"Oh, Honey!" cried Mrs McGoody. "It's gorgeous! Let's have a barbecue right away.
"Sweetie, what a marvellous idea!" said Mr McGoody.
"We'll have it on the front lawn where everyone can see," said Mrs McGoody. "I believe that we have a duty to share beautiful things with our neighbours."
Victor said, "Mother, dear. I know you are very kind and all that. But we are not going to invite the neighbours, are we?"
"We have only four chairs," said Priscilla.
Mrs McGoody smiled at them, "No, my angels. This is family time. The neighbours can look, that's all. Now, precious children, would you like to help me?"
"Yes, yes, yes!" laughed Priscilla, jumping up and down and clapping her hands "'Oh Mother, thank you for asking."
Victor said, "Tell us what to do, Mother, and it will be done at once."
Every one set to work. Mr McGoody put the table and chairs on the front lawn, then cooked the chicken on the barbecue. Mrs McGoody mixed the salads. The McGoody children set the table and made a jug of cold lemonade. The McGoody dog lay under the table, sniffing the chicken smoke and patiently waiting for its share.

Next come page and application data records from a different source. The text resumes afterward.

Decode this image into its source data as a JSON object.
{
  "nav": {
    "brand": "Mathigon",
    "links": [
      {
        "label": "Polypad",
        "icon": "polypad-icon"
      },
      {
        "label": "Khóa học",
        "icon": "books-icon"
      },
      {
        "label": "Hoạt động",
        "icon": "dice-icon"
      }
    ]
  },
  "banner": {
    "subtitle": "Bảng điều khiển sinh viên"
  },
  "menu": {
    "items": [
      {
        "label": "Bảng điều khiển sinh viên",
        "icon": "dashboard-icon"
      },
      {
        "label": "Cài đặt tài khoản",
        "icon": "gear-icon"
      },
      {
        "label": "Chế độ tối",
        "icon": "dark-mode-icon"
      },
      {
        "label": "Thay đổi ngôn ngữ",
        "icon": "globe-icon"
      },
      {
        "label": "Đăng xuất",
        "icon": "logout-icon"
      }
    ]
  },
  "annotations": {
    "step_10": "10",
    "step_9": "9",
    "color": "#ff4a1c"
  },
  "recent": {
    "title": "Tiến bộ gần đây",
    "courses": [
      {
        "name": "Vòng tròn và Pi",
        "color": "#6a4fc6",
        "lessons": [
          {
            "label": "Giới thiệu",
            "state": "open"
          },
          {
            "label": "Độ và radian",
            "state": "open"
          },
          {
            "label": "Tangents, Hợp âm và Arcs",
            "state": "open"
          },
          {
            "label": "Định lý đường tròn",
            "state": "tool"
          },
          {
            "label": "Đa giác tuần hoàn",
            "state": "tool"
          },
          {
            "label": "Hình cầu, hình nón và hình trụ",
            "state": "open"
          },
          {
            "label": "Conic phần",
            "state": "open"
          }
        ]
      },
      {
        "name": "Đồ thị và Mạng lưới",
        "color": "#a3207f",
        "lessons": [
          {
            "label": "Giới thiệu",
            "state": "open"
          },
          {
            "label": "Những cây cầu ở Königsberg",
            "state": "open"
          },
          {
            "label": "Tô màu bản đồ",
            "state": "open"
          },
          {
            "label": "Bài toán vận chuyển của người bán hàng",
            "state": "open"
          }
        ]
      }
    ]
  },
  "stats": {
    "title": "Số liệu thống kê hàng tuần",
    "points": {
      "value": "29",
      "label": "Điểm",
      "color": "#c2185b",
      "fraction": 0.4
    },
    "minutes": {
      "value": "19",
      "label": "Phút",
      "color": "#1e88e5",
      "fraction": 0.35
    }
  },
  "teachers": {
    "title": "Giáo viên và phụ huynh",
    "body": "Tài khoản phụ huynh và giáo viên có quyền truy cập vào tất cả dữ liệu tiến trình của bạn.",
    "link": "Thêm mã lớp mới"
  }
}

Big events sometimes begin with something very small. This time, the small thing was an apple.
Mr McGoody put the dish of chicken on the table. As he leaned over, one of his prize-winning apples dropped out of the tree and landed plonk on his head. This had never happened to Mr McGoody before. He was so surpised he shouted, "Boggles!"
It was the first time Mrs McGoody had heard her husband swear. Deeply shocked, she dropped a bowl of beetroot salad. It hit the ground and splashed up over Victor and Priscilla.
The children had never been in such messy clothes. There was red stuff on Priscilla's blue dress and Victor's white shirt, red stuff on their faces and hands. They screamed and jumped back, upsetting the table.
The dog had been asleep under the table, dreaming of chicken. It woke up with the fright of its life. Not knowing what it was doing, it rushed out barking, and bit Mr McGoody on the ankle.
Mr McGoody was in pain. He hopped around shouting at Mrs McGoody, "This is all your fault, you stupid woman! Can't you hold onto a bowl of salad?"
"Don't blame me, you bad-tempered idiot!" Mrs McGoody shouted back. "I didn't tip over the table!"
The McGoody children were too upset by their messy clothes, to say anything. They stood there, screaming. The dog, not knowing what to do, ran round in circles and barked and barked.
Within seconds, Mr and Mrs McGoody were having a terrible row.
"I don't slave day in, day out, to be called an idiot!" Mr Goody yelled.
"All you think of is yourself!" cried Mrs McGoody. "You brute, you don't love me or you wouldn't talk like that!"
Priscilla and Victor screamed at their parents, "What about us!"
Their parents snapped at them. "Shut up!" and the dog went yap, yap, yap.
When the row had died down, the McGoodys realised what they had done. They hurried indoors, red with embarrassment.
"We had an argument!" whispered Mr McGoody, as he bandaged his ankle.
"In public!" wept Mrs McGoody.
"All the neighbours saw," moaned Priscilla and Victor, sitting on the white velvet couch, in their beetroot clothing.
"You realise what this means, don't you?" said Mr McGoody. "We are no longer the world's perfect family. It will be all over the news. Can't you just see tomorrow's headlines?"
No one spoke for a moment, but the dog put its head under the couch and whimpered.
"There is only one thing to do," sighed Mrs McGoody.
In the middle of the night, a removal van came to the McGoody's front door. By morning, the house was empty and there was a FOR SALE sign on the front lawn.
The mailman spread the news to the neighbours. "The world's perfect family has moved away."
The neighbours smiled at each other. "Oh goody!" they said.
© Joy Cowley
Read our interview with Joy Cowley.